She called herself "Senorita Maria" and advertised her faith-healing services in Spanish language television guides. Working in her Echo Park home, she promised to cure illnesses and ease family problems by destroying the evil spirits she said infected her clients' souls.
Senorita Maria would bless the client's money and jewelry, then seal the items in pouches that she would hand back. But when the client would open the pouches, usually after a prescribed period, they found only toilet tissue, authorities said.
When the clients returned to confront Senorita Maria, she had vanished.
In recent weeks, Los Angeles police have taken reports from 12 people in the Echo Park area who said that, altogether, Senorita Maria had taken more than $40,000 from them.
Investigators said the victims looked at photos in the Police Department's "gypsy mug book" and identified the healer as Alicia Pantih, 34. Her picture had been taken by Baldwin Park police after officers there arrested her a year ago in a similar faith-healing scheme. Pantih posted bail and disappeared, authorities said.
Last week, police obtained an arrest warrant on grand theft charges in the Echo Park incidents. But finding Pantih may not be easy. "We don't even know if that's her true name," said LAPD Detective Gary Greubel.
He said Senorita Maria's most recent victims lost an average of $3,500, although one man told police that he was out $11,000.
LAPD Detective Al Ventura, a fraud specialist, said fortunetelling and spiritual-healing scams turn up often, particularly in Latino neighborhoods. He said the healers prey on people who are depressed or have low self-esteem. Many of the clients have marital difficulties, nagging illnesses or money troubles.
Shady spiritualists are usually sleight-of-hand artists, who can switch money bags and make magic symbols appear, Ventura said.
One of the Echo Park victims talked about her experience, on the condition that her name not be used. "I had a lot of personal and work-related problems and some problems with my kids," she said.
The healer, who worked out of a rented apartment, met clients in a room filled with crosses and pictures of Jesus and the Virgin Mary. The woman's initial visit cost $10.
The healer told the woman to come back the next day with a scarf, an egg--and $200. When the woman returned, Senorita Maria touched her with the egg, wrapped it in the scarf and broke the egg, the woman said.
"Inside the broken egg was a stone, or something, that looked like it had a skull on it," she said. Senorita Maria told her it was a symbol of death and told the woman to return the next day with another egg, a shirt belonging to one of her children and a large sum of money to be cleansed.
The woman said she withdrew $5,000--most of her savings from the bank--and returned. This time, the woman said, the broken egg contained a hairy figurine of a boy. Senorita Maria said this indicated that the woman's children were in danger.
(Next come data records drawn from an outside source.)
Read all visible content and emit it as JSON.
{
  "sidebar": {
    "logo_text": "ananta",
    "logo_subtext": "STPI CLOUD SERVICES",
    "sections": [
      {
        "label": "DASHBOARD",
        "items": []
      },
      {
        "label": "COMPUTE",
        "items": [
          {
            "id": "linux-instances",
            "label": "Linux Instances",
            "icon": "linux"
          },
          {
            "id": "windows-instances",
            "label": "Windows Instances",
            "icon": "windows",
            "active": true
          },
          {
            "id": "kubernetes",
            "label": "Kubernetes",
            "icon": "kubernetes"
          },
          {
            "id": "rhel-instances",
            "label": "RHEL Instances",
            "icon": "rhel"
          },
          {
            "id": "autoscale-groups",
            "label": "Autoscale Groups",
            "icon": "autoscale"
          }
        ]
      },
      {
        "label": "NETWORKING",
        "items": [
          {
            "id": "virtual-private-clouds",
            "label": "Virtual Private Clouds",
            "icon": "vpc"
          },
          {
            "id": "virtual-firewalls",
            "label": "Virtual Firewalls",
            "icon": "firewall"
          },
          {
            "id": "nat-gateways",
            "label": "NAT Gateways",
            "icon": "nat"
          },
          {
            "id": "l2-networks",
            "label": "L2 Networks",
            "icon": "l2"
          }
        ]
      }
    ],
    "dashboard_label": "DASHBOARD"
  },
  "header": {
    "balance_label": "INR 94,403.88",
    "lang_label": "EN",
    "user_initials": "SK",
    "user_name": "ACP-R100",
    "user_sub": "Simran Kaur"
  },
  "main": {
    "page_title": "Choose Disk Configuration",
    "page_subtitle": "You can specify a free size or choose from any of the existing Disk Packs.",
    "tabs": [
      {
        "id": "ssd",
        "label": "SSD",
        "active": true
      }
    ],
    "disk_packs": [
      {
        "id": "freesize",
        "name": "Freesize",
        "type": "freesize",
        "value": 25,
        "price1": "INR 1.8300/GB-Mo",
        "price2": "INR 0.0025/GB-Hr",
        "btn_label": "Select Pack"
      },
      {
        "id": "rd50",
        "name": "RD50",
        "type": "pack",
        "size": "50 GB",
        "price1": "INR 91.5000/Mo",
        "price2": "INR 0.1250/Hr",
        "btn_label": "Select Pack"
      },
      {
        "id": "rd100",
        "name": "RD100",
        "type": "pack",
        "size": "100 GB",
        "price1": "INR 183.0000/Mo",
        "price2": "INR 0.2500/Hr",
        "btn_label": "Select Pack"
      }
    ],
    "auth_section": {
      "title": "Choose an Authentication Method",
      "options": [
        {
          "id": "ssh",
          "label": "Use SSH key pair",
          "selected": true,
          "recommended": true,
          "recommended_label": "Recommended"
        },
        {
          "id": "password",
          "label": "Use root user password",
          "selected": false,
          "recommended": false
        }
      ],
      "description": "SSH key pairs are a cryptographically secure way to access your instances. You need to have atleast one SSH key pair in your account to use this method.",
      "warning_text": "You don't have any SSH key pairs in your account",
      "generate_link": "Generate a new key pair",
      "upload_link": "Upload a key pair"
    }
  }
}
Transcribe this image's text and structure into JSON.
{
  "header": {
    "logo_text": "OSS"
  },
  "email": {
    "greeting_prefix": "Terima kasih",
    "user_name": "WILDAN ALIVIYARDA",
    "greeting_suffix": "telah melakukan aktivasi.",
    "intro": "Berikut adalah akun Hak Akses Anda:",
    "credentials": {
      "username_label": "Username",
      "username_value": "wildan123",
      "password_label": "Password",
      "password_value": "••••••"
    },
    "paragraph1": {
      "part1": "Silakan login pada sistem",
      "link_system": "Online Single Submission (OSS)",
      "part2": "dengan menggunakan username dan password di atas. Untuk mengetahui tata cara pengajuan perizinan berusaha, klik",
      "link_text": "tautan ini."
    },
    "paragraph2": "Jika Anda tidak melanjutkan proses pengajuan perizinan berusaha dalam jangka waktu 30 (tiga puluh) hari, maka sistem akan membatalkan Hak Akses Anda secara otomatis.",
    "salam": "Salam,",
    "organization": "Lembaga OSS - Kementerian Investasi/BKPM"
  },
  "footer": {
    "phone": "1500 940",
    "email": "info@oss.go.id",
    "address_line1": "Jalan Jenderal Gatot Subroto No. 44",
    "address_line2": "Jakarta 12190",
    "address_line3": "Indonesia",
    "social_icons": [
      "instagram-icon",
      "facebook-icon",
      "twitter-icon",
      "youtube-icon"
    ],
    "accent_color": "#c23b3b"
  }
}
The healer placed the woman's money in a black bag, dipped the bag in water and urged the woman to pray with her. At one point, the healer asked her to turn around so that she could touch her back as well, the woman said. Then she wrapped the bag in a scarf, tied it tight and told the woman not to open it for two weeks.
About a week later, the woman opened the bag and found toilet tissue inside. Even before her first visit, the woman said, she knew that some faith healers are not trustworthy.
Investigators said Senorita Maria advertised in free Spanish language television guides, including "Teleguia," that are widely distributed in the Los Angeles area.
Because of the police investigation and complaints from readers, "Teleguia," which distributes 150,000 copies a week, will no longer carry ads from fortunetellers and spiritualists, said spokeswoman Mayra Silva.